──────── Records supplied

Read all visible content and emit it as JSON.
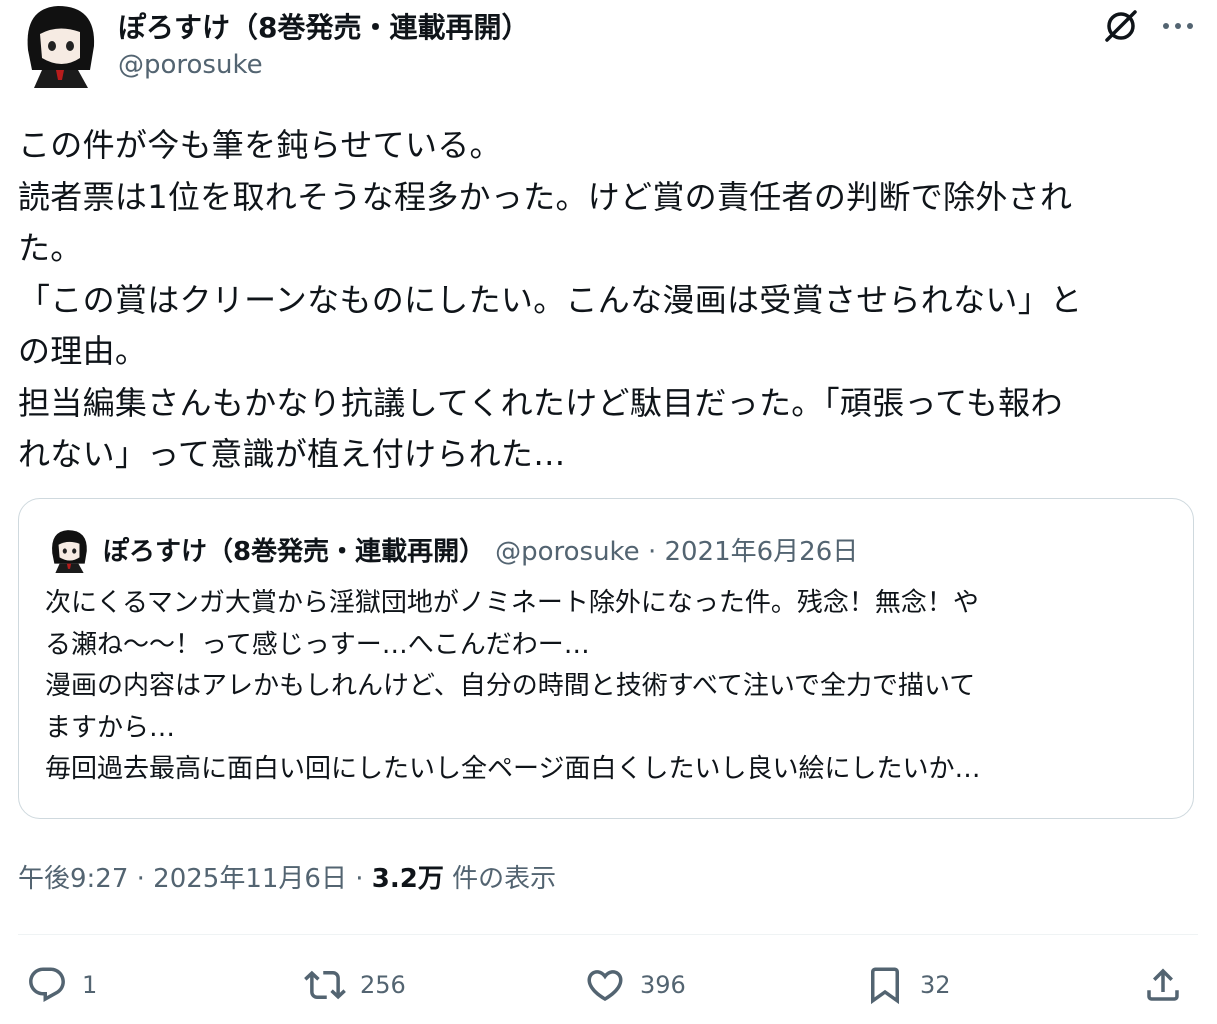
{
  "author": {
    "display_name": "ぽろすけ（8巻発売・連載再開）",
    "handle": "@porosuke"
  },
  "header": {
    "grok_icon": "grok-icon",
    "more_icon": "more-icon"
  },
  "tweet": {
    "text": "この件が今も筆を鈍らせている。\n読者票は1位を取れそうな程多かった。けど賞の責任者の判断で除外され\nた。\n「この賞はクリーンなものにしたい。こんな漫画は受賞させられない」と\nの理由。\n担当編集さんもかなり抗議してくれたけど駄目だった。「頑張っても報わ\nれない」って意識が植え付けられた…"
  },
  "quote": {
    "display_name": "ぽろすけ（8巻発売・連載再開）",
    "meta": "@porosuke · 2021年6月26日",
    "text": "次にくるマンガ大賞から淫獄団地がノミネート除外になった件。残念！無念！や\nる瀬ね〜〜！って感じっすー…へこんだわー…\n漫画の内容はアレかもしれんけど、自分の時間と技術すべて注いで全力で描いて\nますから…\n毎回過去最高に面白い回にしたいし全ページ面白くしたいし良い絵にしたいか…"
  },
  "meta": {
    "time_date": "午後9:27 · 2025年11月6日 · ",
    "views_count": "3.2万",
    "views_label": " 件の表示"
  },
  "actions": {
    "reply_count": "1",
    "retweet_count": "256",
    "like_count": "396",
    "bookmark_count": "32"
  },
  "colors": {
    "text": "#0f1419",
    "secondary": "#536471",
    "border": "#cfd9de"
  }
}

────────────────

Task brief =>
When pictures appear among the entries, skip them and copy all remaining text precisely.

Response area =>
Read all visible content and emit it as JSON.
{
  "author": {
    "display_name": "ぽろすけ（8巻発売・連載再開）",
    "handle": "@porosuke"
  },
  "header": {
    "grok_icon": "grok-icon",
    "more_icon": "more-icon"
  },
  "tweet": {
    "text": "この件が今も筆を鈍らせている。\n読者票は1位を取れそうな程多かった。けど賞の責任者の判断で除外され\nた。\n「この賞はクリーンなものにしたい。こんな漫画は受賞させられない」と\nの理由。\n担当編集さんもかなり抗議してくれたけど駄目だった。「頑張っても報わ\nれない」って意識が植え付けられた…"
  },
  "quote": {
    "display_name": "ぽろすけ（8巻発売・連載再開）",
    "meta": "@porosuke · 2021年6月26日",
    "text": "次にくるマンガ大賞から淫獄団地がノミネート除外になった件。残念！無念！や\nる瀬ね〜〜！って感じっすー…へこんだわー…\n漫画の内容はアレかもしれんけど、自分の時間と技術すべて注いで全力で描いて\nますから…\n毎回過去最高に面白い回にしたいし全ページ面白くしたいし良い絵にしたいか…"
  },
  "meta": {
    "time_date": "午後9:27 · 2025年11月6日 · ",
    "views_count": "3.2万",
    "views_label": " 件の表示"
  },
  "actions": {
    "reply_count": "1",
    "retweet_count": "256",
    "like_count": "396",
    "bookmark_count": "32"
  },
  "colors": {
    "text": "#0f1419",
    "secondary": "#536471",
    "border": "#cfd9de"
  }
}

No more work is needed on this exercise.